Hi I’m Dr. Kathryn Rossbach,  Clinical Psychologist at Children’s Therapy Works

I hope you find this information both informative and helpful

 

 

Managing Your Child’s Anxiety

It seems that anxiety is becoming more common every day and occurring in younger and younger children. Anxiety can happen for many reasons. Your child may be anxious about going to new places, attending school, going to the doctor, separating from you, or become anxious about a small change in their schedule. Additionally, anxiety can come in different forms- your child may tantrum, shut down, dwell on the same topic, have difficulty sleeping, or lose their appetite.

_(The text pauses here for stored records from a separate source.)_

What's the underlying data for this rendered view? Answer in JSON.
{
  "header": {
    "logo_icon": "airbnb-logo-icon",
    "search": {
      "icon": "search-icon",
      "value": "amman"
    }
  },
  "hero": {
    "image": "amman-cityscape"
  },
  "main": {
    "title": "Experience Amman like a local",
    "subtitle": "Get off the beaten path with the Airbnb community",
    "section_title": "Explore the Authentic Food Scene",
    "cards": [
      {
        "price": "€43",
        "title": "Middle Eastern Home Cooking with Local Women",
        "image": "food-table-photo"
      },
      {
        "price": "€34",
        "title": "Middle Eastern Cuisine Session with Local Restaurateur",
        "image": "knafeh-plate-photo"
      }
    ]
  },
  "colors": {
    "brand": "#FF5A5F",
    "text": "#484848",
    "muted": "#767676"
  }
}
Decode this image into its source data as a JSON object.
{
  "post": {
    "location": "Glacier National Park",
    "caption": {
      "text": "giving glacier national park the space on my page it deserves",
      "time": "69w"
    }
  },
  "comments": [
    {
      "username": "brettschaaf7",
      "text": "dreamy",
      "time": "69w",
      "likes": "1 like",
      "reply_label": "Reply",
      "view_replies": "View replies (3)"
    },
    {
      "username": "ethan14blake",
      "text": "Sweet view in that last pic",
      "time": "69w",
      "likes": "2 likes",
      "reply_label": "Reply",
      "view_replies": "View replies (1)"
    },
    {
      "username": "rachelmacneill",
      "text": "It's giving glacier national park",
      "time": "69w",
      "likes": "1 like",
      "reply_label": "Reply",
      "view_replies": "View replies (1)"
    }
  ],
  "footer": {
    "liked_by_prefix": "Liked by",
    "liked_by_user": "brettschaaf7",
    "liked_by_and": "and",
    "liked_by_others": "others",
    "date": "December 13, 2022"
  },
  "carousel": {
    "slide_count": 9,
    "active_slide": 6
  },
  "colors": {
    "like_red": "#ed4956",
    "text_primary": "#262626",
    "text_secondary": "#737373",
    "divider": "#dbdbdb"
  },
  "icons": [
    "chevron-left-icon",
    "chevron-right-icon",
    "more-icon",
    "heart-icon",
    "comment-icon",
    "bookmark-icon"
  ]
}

Here are a few tips to help alleviate some of the anxiety that your child may experience:

-Tell them ahead of time if there will be a change to their routine (if your child is incredibly anxious with change, you can tell them fairly close to the time of change so that they don’t worry about it all day)

-Use social stories to prep for really big events (click here to read more about social stories: http://carolgraysocialstories.com/social-stories/)

-Speak positively about new experiences- “you’re going to have so much fun at ….”

-Acknowledge your child’s anxiety, but let them know that they will be okay (and don’t empower their anxiety) “I know you are worried about…but we will be there to pick you up when you finish, and you’re going to be fine.” The message you want to send is that you know they are anxious, it is okay they are anxious, and you will be there for them as they get through the anxiety.

-Express positive, but realistic expectations. For example, you can’t predict whether your child will have fun at a new place or pass a spelling test, but you can let them know that they will get through it and their anxiety will lessen over time when faced with these fears

-If you feel that your child is getting worse over time rather than better, it is okay to seek out the help of a professional

-Talk through your child’s anxiety and fears- what would happen if their “worst case scenario” came true? For example, ‘what if your mom/dad didn’t show up when soccer practice was over?’ Talking through these situations may calm your child’s anxiety when they realize that in the end, everything is really okay ‘my coach could wait with me; we would call mom/dad; my neighbor would take me home, etc.’

-Try to model healthy ways to cope. In reality, all of us experience anxiety at some point or another- we’re late for an appointment, things don’t go how we thought they would go, or we’re mentally overloaded… instead of complaining to friends on the phone or talking about how you can’t handle it, try and show your kids that you have the strategies. Talk out loud about how you will solve the problem, show them how to breathe through tough times, or talk to them about your favorite way to relieve stress (exercising, time with family/pets, cooking, yoga, knitting, art, etc.).